WHAT THE TASK ASKS: Run through the data and copy out every line that mentions the word "label".

MATERIALS PROVIDED:
- - - - -
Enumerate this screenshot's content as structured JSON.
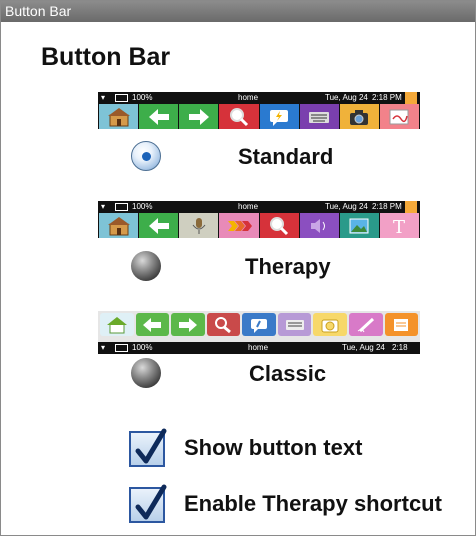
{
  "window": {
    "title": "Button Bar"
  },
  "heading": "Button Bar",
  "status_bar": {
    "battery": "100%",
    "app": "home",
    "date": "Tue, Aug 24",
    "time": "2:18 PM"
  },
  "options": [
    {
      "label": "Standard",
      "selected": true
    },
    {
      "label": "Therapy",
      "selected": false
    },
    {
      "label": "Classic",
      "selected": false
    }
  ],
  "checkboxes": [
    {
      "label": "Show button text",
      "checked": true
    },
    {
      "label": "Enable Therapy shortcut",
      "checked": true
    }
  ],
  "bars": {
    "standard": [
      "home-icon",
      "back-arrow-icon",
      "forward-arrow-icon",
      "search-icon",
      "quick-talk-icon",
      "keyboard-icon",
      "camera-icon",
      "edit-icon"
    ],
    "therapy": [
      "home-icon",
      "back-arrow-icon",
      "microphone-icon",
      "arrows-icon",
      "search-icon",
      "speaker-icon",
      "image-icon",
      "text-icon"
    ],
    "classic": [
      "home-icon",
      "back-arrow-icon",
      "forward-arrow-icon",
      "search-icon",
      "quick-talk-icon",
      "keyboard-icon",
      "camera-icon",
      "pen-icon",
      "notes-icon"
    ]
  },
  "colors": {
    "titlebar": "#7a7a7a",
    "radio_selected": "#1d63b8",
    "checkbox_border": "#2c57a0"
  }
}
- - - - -
EXERCISE OUTPUT:
      "label": "Standard",
      "label": "Therapy",
      "label": "Classic",
      "label": "Show button text",
      "label": "Enable Therapy shortcut",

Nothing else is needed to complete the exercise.